(Records from a collection)
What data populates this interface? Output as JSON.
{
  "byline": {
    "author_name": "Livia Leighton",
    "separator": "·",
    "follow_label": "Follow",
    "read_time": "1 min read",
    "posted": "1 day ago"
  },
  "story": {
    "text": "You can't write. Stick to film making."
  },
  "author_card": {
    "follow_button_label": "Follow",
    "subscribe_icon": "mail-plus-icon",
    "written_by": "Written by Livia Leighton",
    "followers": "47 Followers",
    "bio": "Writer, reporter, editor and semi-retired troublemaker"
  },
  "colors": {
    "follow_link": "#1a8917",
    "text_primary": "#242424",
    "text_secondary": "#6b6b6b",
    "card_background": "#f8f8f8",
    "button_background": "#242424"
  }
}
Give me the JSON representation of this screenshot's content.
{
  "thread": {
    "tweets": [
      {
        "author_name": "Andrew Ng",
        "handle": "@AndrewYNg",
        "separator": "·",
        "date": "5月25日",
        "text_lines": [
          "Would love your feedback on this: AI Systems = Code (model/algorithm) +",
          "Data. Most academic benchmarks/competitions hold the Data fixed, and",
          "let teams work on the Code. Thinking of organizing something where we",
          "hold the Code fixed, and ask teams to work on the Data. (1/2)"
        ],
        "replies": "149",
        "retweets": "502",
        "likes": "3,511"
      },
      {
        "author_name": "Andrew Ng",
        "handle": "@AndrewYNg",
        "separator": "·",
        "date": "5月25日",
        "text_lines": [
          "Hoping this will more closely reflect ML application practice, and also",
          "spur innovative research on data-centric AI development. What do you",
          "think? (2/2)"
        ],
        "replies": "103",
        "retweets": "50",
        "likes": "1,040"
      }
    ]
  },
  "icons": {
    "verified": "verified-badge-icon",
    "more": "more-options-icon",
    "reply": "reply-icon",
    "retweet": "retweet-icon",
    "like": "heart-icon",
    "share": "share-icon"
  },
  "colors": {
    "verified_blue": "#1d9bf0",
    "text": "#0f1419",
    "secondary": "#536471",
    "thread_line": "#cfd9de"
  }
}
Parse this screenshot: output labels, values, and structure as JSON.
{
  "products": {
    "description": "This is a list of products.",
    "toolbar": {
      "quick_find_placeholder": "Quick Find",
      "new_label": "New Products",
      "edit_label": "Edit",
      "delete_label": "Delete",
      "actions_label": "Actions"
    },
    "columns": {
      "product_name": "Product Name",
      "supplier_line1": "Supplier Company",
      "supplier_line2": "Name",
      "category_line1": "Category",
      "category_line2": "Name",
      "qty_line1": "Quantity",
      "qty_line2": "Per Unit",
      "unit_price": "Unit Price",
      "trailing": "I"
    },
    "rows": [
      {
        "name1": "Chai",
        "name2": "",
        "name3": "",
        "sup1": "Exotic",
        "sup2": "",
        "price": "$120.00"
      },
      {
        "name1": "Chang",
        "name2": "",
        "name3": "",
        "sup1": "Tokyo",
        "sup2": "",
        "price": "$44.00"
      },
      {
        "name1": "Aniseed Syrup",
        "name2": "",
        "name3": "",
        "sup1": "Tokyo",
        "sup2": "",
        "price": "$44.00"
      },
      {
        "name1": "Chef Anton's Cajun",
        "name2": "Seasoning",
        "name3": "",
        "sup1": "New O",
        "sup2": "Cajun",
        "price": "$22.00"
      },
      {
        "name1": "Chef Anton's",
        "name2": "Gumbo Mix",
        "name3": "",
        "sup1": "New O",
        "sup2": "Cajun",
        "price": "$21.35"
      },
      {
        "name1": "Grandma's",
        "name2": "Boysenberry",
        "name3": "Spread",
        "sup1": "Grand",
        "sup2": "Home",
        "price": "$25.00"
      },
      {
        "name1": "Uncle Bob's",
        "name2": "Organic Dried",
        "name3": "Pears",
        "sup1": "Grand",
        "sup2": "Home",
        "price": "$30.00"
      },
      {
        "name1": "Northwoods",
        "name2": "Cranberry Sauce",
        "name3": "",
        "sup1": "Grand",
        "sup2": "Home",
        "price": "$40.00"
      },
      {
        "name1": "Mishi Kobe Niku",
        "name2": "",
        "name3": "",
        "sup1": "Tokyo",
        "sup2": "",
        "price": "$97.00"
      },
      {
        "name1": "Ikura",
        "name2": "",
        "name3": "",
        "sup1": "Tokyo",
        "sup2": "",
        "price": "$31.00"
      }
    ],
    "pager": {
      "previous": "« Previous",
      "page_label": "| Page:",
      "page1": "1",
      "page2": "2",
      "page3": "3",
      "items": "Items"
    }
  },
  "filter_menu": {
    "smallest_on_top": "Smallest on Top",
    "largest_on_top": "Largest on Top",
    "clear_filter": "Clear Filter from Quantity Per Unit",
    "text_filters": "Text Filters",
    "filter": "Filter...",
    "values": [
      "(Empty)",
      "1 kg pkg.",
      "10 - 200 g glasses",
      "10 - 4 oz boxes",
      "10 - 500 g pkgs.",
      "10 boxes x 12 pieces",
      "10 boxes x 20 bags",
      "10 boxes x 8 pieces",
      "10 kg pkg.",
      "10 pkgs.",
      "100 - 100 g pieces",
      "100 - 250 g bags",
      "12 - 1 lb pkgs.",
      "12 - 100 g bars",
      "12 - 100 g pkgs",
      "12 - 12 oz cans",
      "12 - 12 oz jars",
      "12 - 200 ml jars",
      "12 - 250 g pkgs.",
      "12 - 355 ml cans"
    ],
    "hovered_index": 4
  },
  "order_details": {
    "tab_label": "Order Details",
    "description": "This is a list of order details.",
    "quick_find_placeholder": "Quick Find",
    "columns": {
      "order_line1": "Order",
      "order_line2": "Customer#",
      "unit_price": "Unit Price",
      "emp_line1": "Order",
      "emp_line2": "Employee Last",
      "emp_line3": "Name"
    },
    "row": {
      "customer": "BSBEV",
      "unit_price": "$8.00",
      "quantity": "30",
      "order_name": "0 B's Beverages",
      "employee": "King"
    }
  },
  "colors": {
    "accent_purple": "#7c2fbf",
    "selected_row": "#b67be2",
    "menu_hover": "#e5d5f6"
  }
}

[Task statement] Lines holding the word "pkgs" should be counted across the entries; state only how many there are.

[Task solution] 5